Hyperscalers partner with European companies for sovereign cloud offerings
As hyperscale cloud providers look to balance the needs of their European customers with data sovereignty requirements, they are increasingly looking to partner with local companies. This allows European customers to benefit from the innovative cloud services and high performance the hyperscalers are known for; at the same time, they can move even their most sensitive data and applications to the cloud without putting sovereignty at risk.
These partnerships will typically result in a new legal entity formed under local law, with the European partner maintaining the majority share. This new company will host, control and operate cloud infrastructure in Europe, completely separate from the hyperscaler’s own cloud infrastructure. In addition, the new company will assume responsibility for things like customer service, data security, software updates and sustainability. All these tasks will be performed in Europe, in accordance with European laws.

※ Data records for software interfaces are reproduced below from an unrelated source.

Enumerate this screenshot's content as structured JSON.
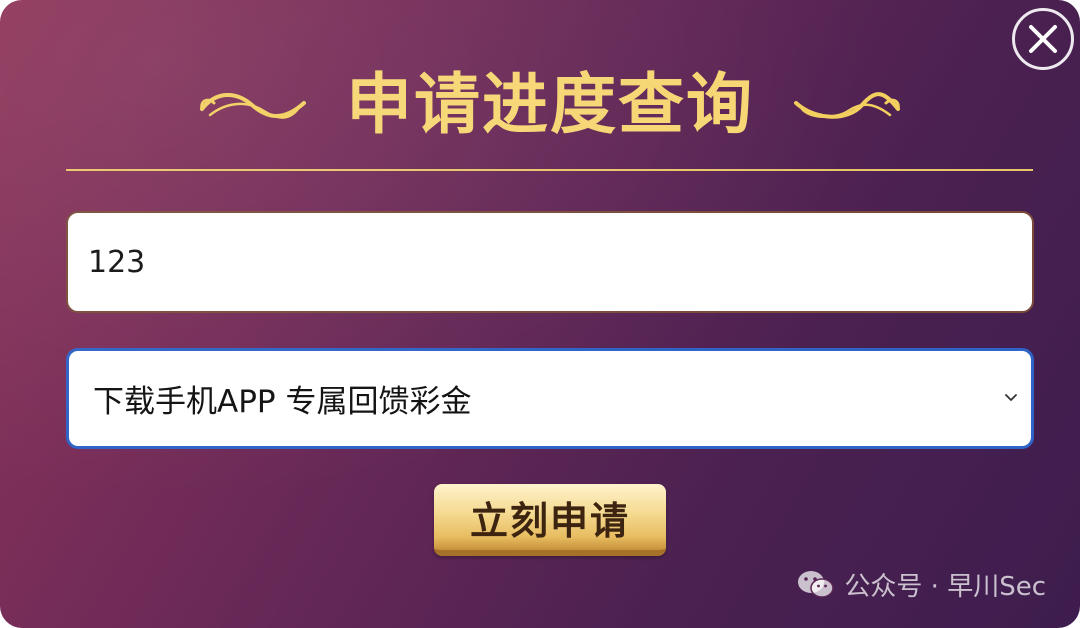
{
  "modal": {
    "title": "申请进度查询",
    "close_icon": "close-icon",
    "input_value": "123",
    "select_selected": "下载手机APP 专属回馈彩金",
    "submit_label": "立刻申请"
  },
  "watermark": {
    "icon": "wechat-icon",
    "text": "公众号 · 早川Sec"
  },
  "colors": {
    "title": "#f6d673",
    "divider": "#e9c66a",
    "select_focus_border": "#2f63c7",
    "background_start": "#8e3559",
    "background_end": "#3d1d4e"
  }
}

Two multinational hyperscalers have already entered such an arrangement to offer sovereign cloud services in France. Microsoft partnered with Orange and Capgemini to form Bleu, a new company that will offer cloud services powered by Microsoft Azure for French public sector and critical infrastructure organizations. These services will be tailored specifically to meet all local data sovereignty requirements. Similarly, Google Cloud is partnering with Thales to co-develop a sovereign hyperscale cloud offering for its French customers. The new offering will meet the French “Trusted Cloud” requirements, as defined by France’s Information Systems Security Agency (ANSSI).
Equinix helps customers access the cloud services they need, where they need them
Despite the commendable progress hyperscalers have made when it comes to deploying sovereign cloud solutions for the European market, enterprise customers operating in Europe may still find it difficult to access sovereign cloud services. As a result, many companies are turning to hybrid multicloud architectures. This allows them to pair the flexibility and performance of the public cloud with colocated on-premises IT systems for any sensitive workloads that have special sovereignty and governance requirements.
Platform Equinix® is uniquely positioned to help these businesses deploy the hybrid multicloud architecture that best meets their needs. With Equinix International Business Exchange™ (IBX®) data centers available in more than 65 metros across the world, Equinix customers can deploy infrastructure adjacent to cloud on-ramps, throughout Europe and across the world. This gives them direct, secure access to services from every major cloud provider, when and where they need it.
Equinix also has a mix of virtual and physical infrastructure offerings, including Equinix Fabric™ for software-defined interconnection and Equinix Metal™ for automated Bare Metal as a Service (BMaaS).
To learn more about the Equinix approach to secure, flexible hybrid infrastructure, and how it can fit into a sovereign cloud strategy for European businesses, read our hybrid infrastructure ebook today.